_Task_
Copy the records exactly, leaving out every picture.

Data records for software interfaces
# # # # #

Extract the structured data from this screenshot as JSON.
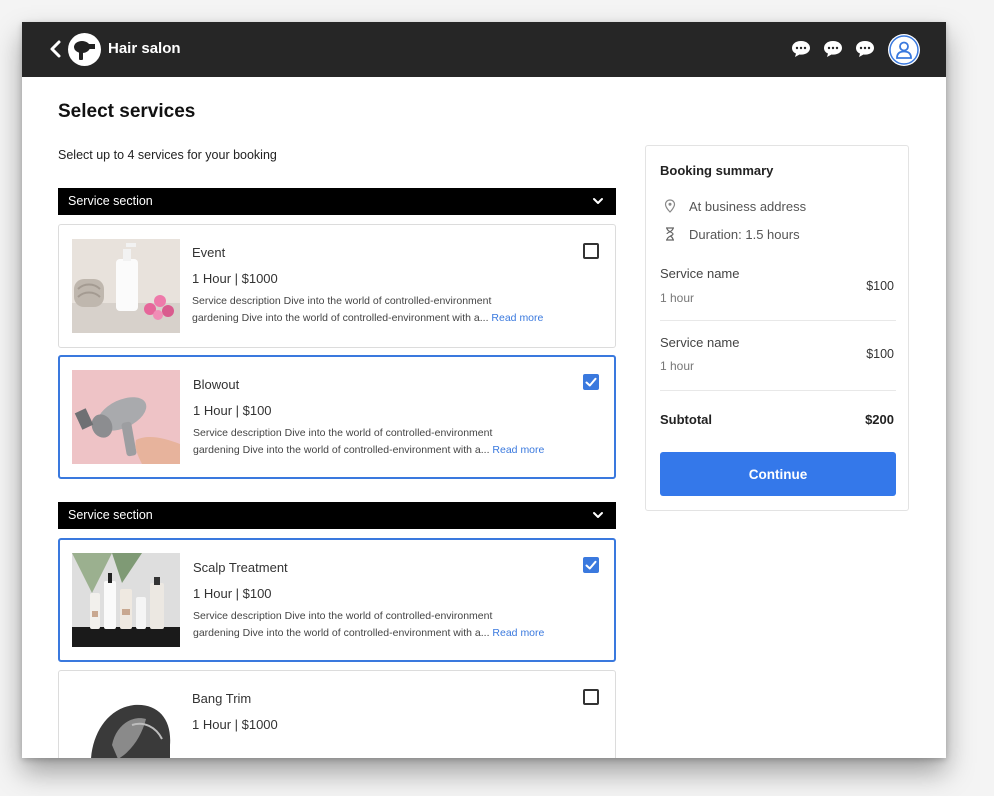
{
  "header": {
    "brand": "Hair salon",
    "icons": [
      "back-icon",
      "hair-dryer-logo",
      "chat-icon",
      "chat-icon",
      "chat-icon",
      "user-icon"
    ]
  },
  "page": {
    "title": "Select services",
    "subtitle": "Select up to 4 services for your booking"
  },
  "sections": [
    {
      "label": "Service section",
      "services": [
        {
          "name": "Event",
          "meta": "1 Hour  |  $1000",
          "desc_line1": "Service description Dive into the world of controlled-environment",
          "desc_line2": "gardening Dive into the world of controlled-environment with a...",
          "read_more": "Read more",
          "checked": false
        },
        {
          "name": "Blowout",
          "meta": "1 Hour  |  $100",
          "desc_line1": "Service description Dive into the world of controlled-environment",
          "desc_line2": "gardening Dive into the world of controlled-environment with a...",
          "read_more": "Read more",
          "checked": true
        }
      ]
    },
    {
      "label": "Service section",
      "services": [
        {
          "name": "Scalp Treatment",
          "meta": "1 Hour  |  $100",
          "desc_line1": "Service description Dive into the world of controlled-environment",
          "desc_line2": "gardening Dive into the world of controlled-environment with a...",
          "read_more": "Read more",
          "checked": true
        },
        {
          "name": "Bang Trim",
          "meta": "1 Hour  |  $1000",
          "checked": false
        }
      ]
    }
  ],
  "summary": {
    "title": "Booking summary",
    "location": "At business address",
    "duration": "Duration: 1.5 hours",
    "items": [
      {
        "name": "Service name",
        "duration": "1 hour",
        "price": "$100"
      },
      {
        "name": "Service name",
        "duration": "1 hour",
        "price": "$100"
      }
    ],
    "subtotal_label": "Subtotal",
    "subtotal_value": "$200",
    "continue_label": "Continue"
  },
  "colors": {
    "accent": "#3478ea",
    "topbar": "#262626",
    "section_bar": "#000000"
  }
}
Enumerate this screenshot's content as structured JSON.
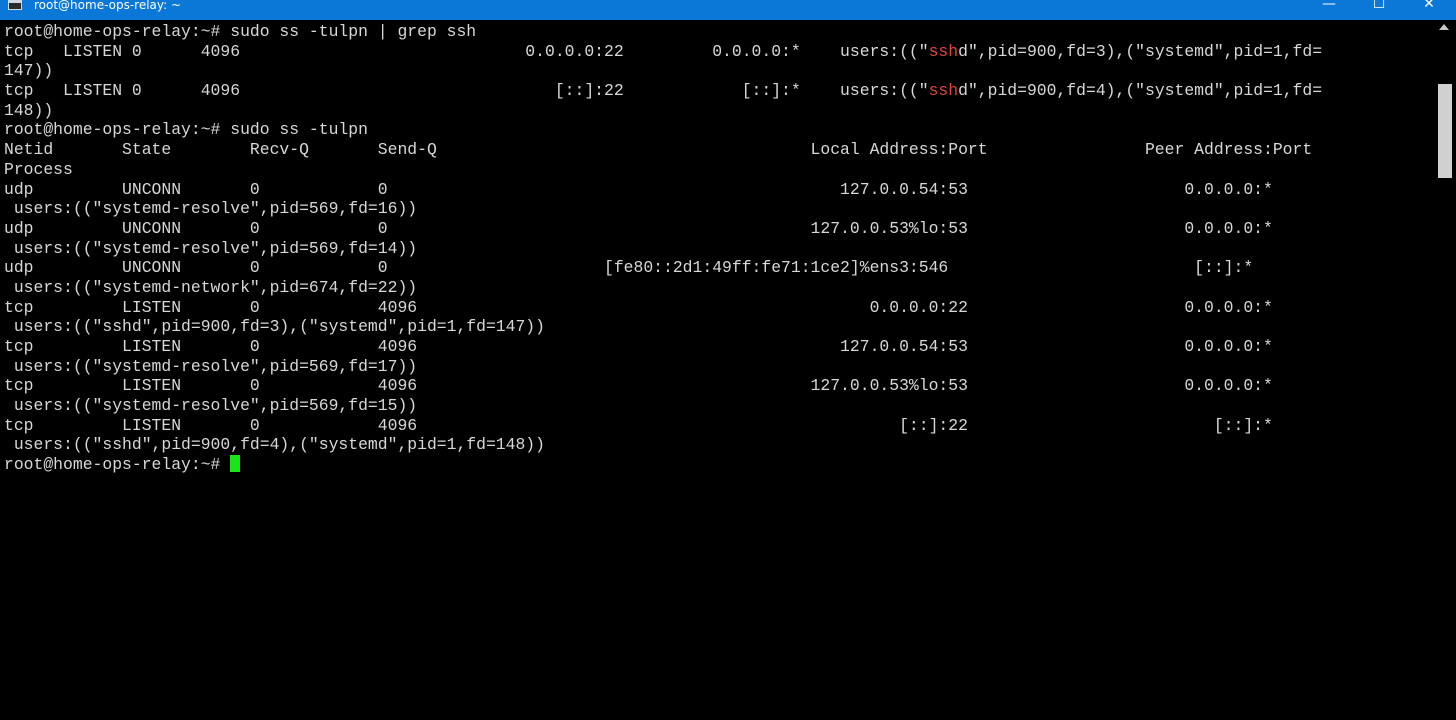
{
  "window": {
    "title": "root@home-ops-relay: ~",
    "controls": {
      "minimize": "—",
      "maximize": "☐",
      "close": "✕"
    }
  },
  "terminal": {
    "cmd1_prompt": "root@home-ops-relay:~# ",
    "cmd1_command": "sudo ss -tulpn | grep ssh",
    "grep_results": [
      {
        "head": "tcp   LISTEN 0      4096                             0.0.0.0:22         0.0.0.0:*    users:((\"",
        "match": "ssh",
        "tail": "d\",pid=900,fd=3),(\"systemd\",pid=1,fd=",
        "wrap": "147))"
      },
      {
        "head": "tcp   LISTEN 0      4096                                [::]:22            [::]:*    users:((\"",
        "match": "ssh",
        "tail": "d\",pid=900,fd=4),(\"systemd\",pid=1,fd=",
        "wrap": "148))"
      }
    ],
    "cmd2_prompt": "root@home-ops-relay:~# ",
    "cmd2_command": "sudo ss -tulpn",
    "header": {
      "line1": "Netid       State        Recv-Q       Send-Q                                      Local Address:Port                Peer Address:Port",
      "line2": "Process"
    },
    "rows": [
      {
        "main": "udp         UNCONN       0            0                                              127.0.0.54:53                      0.0.0.0:*",
        "process": " users:((\"systemd-resolve\",pid=569,fd=16))"
      },
      {
        "main": "udp         UNCONN       0            0                                           127.0.0.53%lo:53                      0.0.0.0:*",
        "process": " users:((\"systemd-resolve\",pid=569,fd=14))"
      },
      {
        "main": "udp         UNCONN       0            0                      [fe80::2d1:49ff:fe71:1ce2]%ens3:546                         [::]:*",
        "process": " users:((\"systemd-network\",pid=674,fd=22))"
      },
      {
        "main": "tcp         LISTEN       0            4096                                              0.0.0.0:22                      0.0.0.0:*",
        "process": " users:((\"sshd\",pid=900,fd=3),(\"systemd\",pid=1,fd=147))"
      },
      {
        "main": "tcp         LISTEN       0            4096                                           127.0.0.54:53                      0.0.0.0:*",
        "process": " users:((\"systemd-resolve\",pid=569,fd=17))"
      },
      {
        "main": "tcp         LISTEN       0            4096                                        127.0.0.53%lo:53                      0.0.0.0:*",
        "process": " users:((\"systemd-resolve\",pid=569,fd=15))"
      },
      {
        "main": "tcp         LISTEN       0            4096                                                 [::]:22                         [::]:*",
        "process": " users:((\"sshd\",pid=900,fd=4),(\"systemd\",pid=1,fd=148))"
      }
    ],
    "final_prompt": "root@home-ops-relay:~# "
  },
  "colors": {
    "titlebar": "#0b78d7",
    "background": "#000000",
    "text": "#d8d8d8",
    "grep_match": "#e0443c",
    "cursor": "#18e618"
  },
  "icons": {
    "app": "terminal-icon",
    "scroll_up": "chevron-up-icon"
  }
}
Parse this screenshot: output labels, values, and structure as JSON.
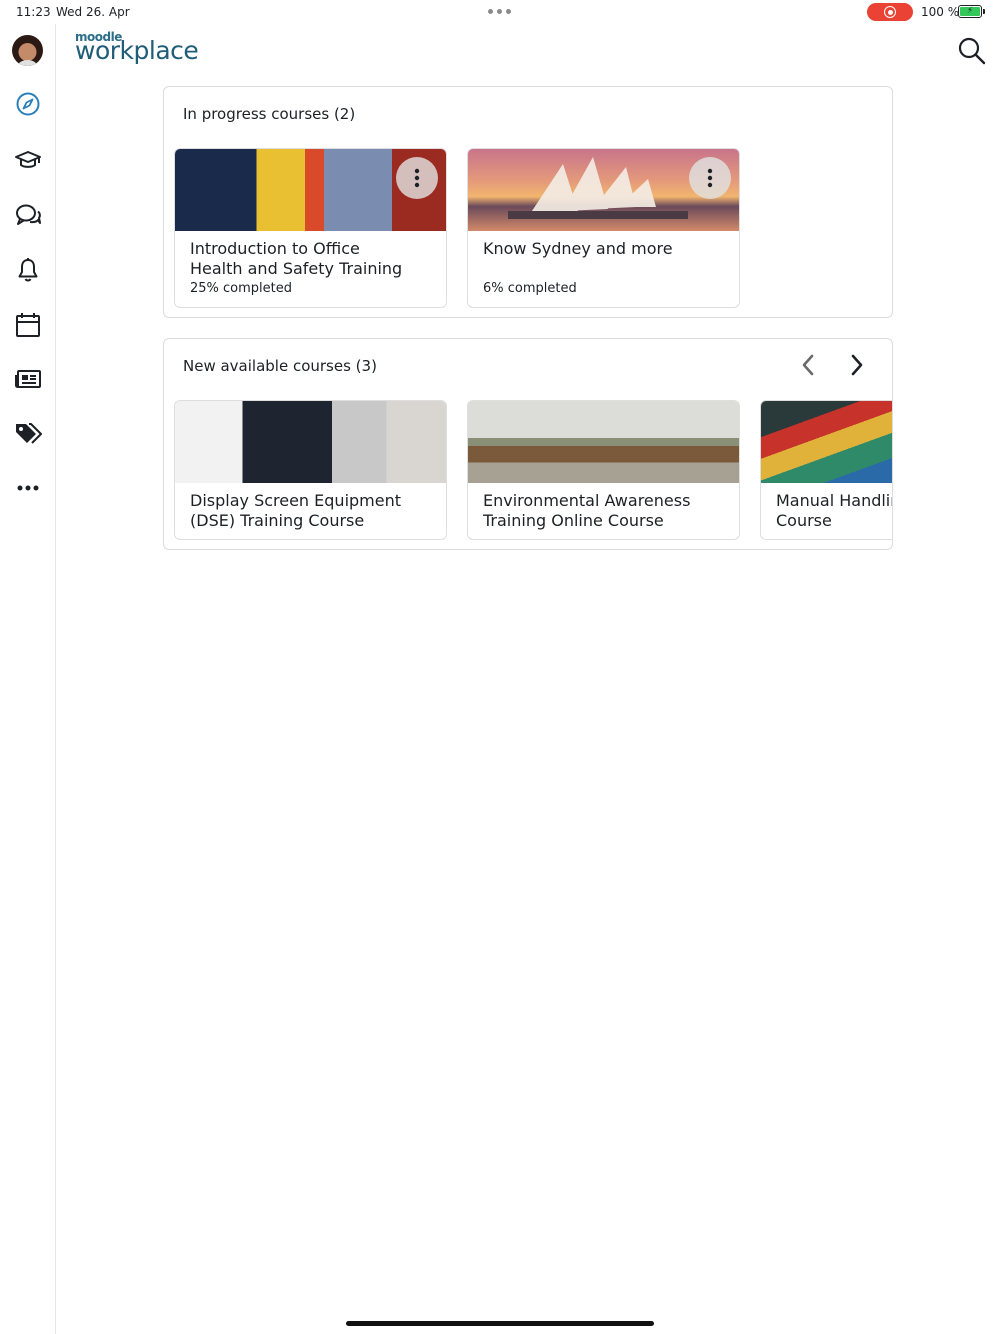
{
  "status_bar": {
    "time": "11:23",
    "date": "Wed 26. Apr",
    "battery": "100 %"
  },
  "header": {
    "logo_top": "moodle",
    "logo_main": "workplace"
  },
  "sidebar": {
    "items": [
      {
        "name": "avatar"
      },
      {
        "name": "compass-icon"
      },
      {
        "name": "graduation-cap-icon"
      },
      {
        "name": "chat-bubbles-icon"
      },
      {
        "name": "bell-icon"
      },
      {
        "name": "calendar-icon"
      },
      {
        "name": "news-icon"
      },
      {
        "name": "tags-icon"
      },
      {
        "name": "more-icon"
      }
    ]
  },
  "in_progress": {
    "title": "In progress courses (2)",
    "courses": [
      {
        "name": "Introduction to Office\nHealth and Safety Training",
        "progress": "25% completed",
        "progress_value": 25
      },
      {
        "name": "Know Sydney and more",
        "progress": "6% completed",
        "progress_value": 6
      }
    ]
  },
  "new_courses": {
    "title": "New available courses (3)",
    "courses": [
      {
        "name": "Display Screen Equipment\n(DSE) Training Course"
      },
      {
        "name": "Environmental Awareness\nTraining Online Course"
      },
      {
        "name": "Manual Handling\nCourse"
      }
    ]
  },
  "colors": {
    "accent": "#2c7fb8",
    "brand": "#1f5d78",
    "record": "#ea4335",
    "battery": "#34c759"
  }
}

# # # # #

_Solution for this task_
Extract the structured data from this screenshot as JSON.
{
  "header": {
    "brand": "Hair salon",
    "icons": [
      "back-icon",
      "hair-dryer-logo",
      "chat-icon",
      "chat-icon",
      "chat-icon",
      "user-icon"
    ]
  },
  "page": {
    "title": "Select services",
    "subtitle": "Select up to 4 services for your booking"
  },
  "sections": [
    {
      "label": "Service section",
      "services": [
        {
          "name": "Event",
          "meta": "1 Hour  |  $1000",
          "desc_line1": "Service description Dive into the world of controlled-environment",
          "desc_line2": "gardening Dive into the world of controlled-environment with a...",
          "read_more": "Read more",
          "checked": false
        },
        {
          "name": "Blowout",
          "meta": "1 Hour  |  $100",
          "desc_line1": "Service description Dive into the world of controlled-environment",
          "desc_line2": "gardening Dive into the world of controlled-environment with a...",
          "read_more": "Read more",
          "checked": true
        }
      ]
    },
    {
      "label": "Service section",
      "services": [
        {
          "name": "Scalp Treatment",
          "meta": "1 Hour  |  $100",
          "desc_line1": "Service description Dive into the world of controlled-environment",
          "desc_line2": "gardening Dive into the world of controlled-environment with a...",
          "read_more": "Read more",
          "checked": true
        },
        {
          "name": "Bang Trim",
          "meta": "1 Hour  |  $1000",
          "checked": false
        }
      ]
    }
  ],
  "summary": {
    "title": "Booking summary",
    "location": "At business address",
    "duration": "Duration: 1.5 hours",
    "items": [
      {
        "name": "Service name",
        "duration": "1 hour",
        "price": "$100"
      },
      {
        "name": "Service name",
        "duration": "1 hour",
        "price": "$100"
      }
    ],
    "subtotal_label": "Subtotal",
    "subtotal_value": "$200",
    "continue_label": "Continue"
  },
  "colors": {
    "accent": "#3478ea",
    "topbar": "#262626",
    "section_bar": "#000000"
  }
}
Enumerate this screenshot's content as structured JSON.
{
  "window": {
    "title": "root@home-ops-relay: ~",
    "controls": {
      "minimize": "—",
      "maximize": "☐",
      "close": "✕"
    }
  },
  "terminal": {
    "cmd1_prompt": "root@home-ops-relay:~# ",
    "cmd1_command": "sudo ss -tulpn | grep ssh",
    "grep_results": [
      {
        "head": "tcp   LISTEN 0      4096                             0.0.0.0:22         0.0.0.0:*    users:((\"",
        "match": "ssh",
        "tail": "d\",pid=900,fd=3),(\"systemd\",pid=1,fd=",
        "wrap": "147))"
      },
      {
        "head": "tcp   LISTEN 0      4096                                [::]:22            [::]:*    users:((\"",
        "match": "ssh",
        "tail": "d\",pid=900,fd=4),(\"systemd\",pid=1,fd=",
        "wrap": "148))"
      }
    ],
    "cmd2_prompt": "root@home-ops-relay:~# ",
    "cmd2_command": "sudo ss -tulpn",
    "header": {
      "line1": "Netid       State        Recv-Q       Send-Q                                      Local Address:Port                Peer Address:Port",
      "line2": "Process"
    },
    "rows": [
      {
        "main": "udp         UNCONN       0            0                                              127.0.0.54:53                      0.0.0.0:*",
        "process": " users:((\"systemd-resolve\",pid=569,fd=16))"
      },
      {
        "main": "udp         UNCONN       0            0                                           127.0.0.53%lo:53                      0.0.0.0:*",
        "process": " users:((\"systemd-resolve\",pid=569,fd=14))"
      },
      {
        "main": "udp         UNCONN       0            0                      [fe80::2d1:49ff:fe71:1ce2]%ens3:546                         [::]:*",
        "process": " users:((\"systemd-network\",pid=674,fd=22))"
      },
      {
        "main": "tcp         LISTEN       0            4096                                              0.0.0.0:22                      0.0.0.0:*",
        "process": " users:((\"sshd\",pid=900,fd=3),(\"systemd\",pid=1,fd=147))"
      },
      {
        "main": "tcp         LISTEN       0            4096                                           127.0.0.54:53                      0.0.0.0:*",
        "process": " users:((\"systemd-resolve\",pid=569,fd=17))"
      },
      {
        "main": "tcp         LISTEN       0            4096                                        127.0.0.53%lo:53                      0.0.0.0:*",
        "process": " users:((\"systemd-resolve\",pid=569,fd=15))"
      },
      {
        "main": "tcp         LISTEN       0            4096                                                 [::]:22                         [::]:*",
        "process": " users:((\"sshd\",pid=900,fd=4),(\"systemd\",pid=1,fd=148))"
      }
    ],
    "final_prompt": "root@home-ops-relay:~# "
  },
  "colors": {
    "titlebar": "#0b78d7",
    "background": "#000000",
    "text": "#d8d8d8",
    "grep_match": "#e0443c",
    "cursor": "#18e618"
  },
  "icons": {
    "app": "terminal-icon",
    "scroll_up": "chevron-up-icon"
  }
}
Parse this screenshot: output labels, values, and structure as JSON.
{
  "status_bar": {
    "time": "11:23",
    "date": "Wed 26. Apr",
    "battery": "100 %"
  },
  "header": {
    "logo_top": "moodle",
    "logo_main": "workplace"
  },
  "sidebar": {
    "items": [
      {
        "name": "avatar"
      },
      {
        "name": "compass-icon"
      },
      {
        "name": "graduation-cap-icon"
      },
      {
        "name": "chat-bubbles-icon"
      },
      {
        "name": "bell-icon"
      },
      {
        "name": "calendar-icon"
      },
      {
        "name": "news-icon"
      },
      {
        "name": "tags-icon"
      },
      {
        "name": "more-icon"
      }
    ]
  },
  "in_progress": {
    "title": "In progress courses (2)",
    "courses": [
      {
        "name": "Introduction to Office\nHealth and Safety Training",
        "progress": "25% completed",
        "progress_value": 25
      },
      {
        "name": "Know Sydney and more",
        "progress": "6% completed",
        "progress_value": 6
      }
    ]
  },
  "new_courses": {
    "title": "New available courses (3)",
    "courses": [
      {
        "name": "Display Screen Equipment\n(DSE) Training Course"
      },
      {
        "name": "Environmental Awareness\nTraining Online Course"
      },
      {
        "name": "Manual Handling\nCourse"
      }
    ]
  },
  "colors": {
    "accent": "#2c7fb8",
    "brand": "#1f5d78",
    "record": "#ea4335",
    "battery": "#34c759"
  }
}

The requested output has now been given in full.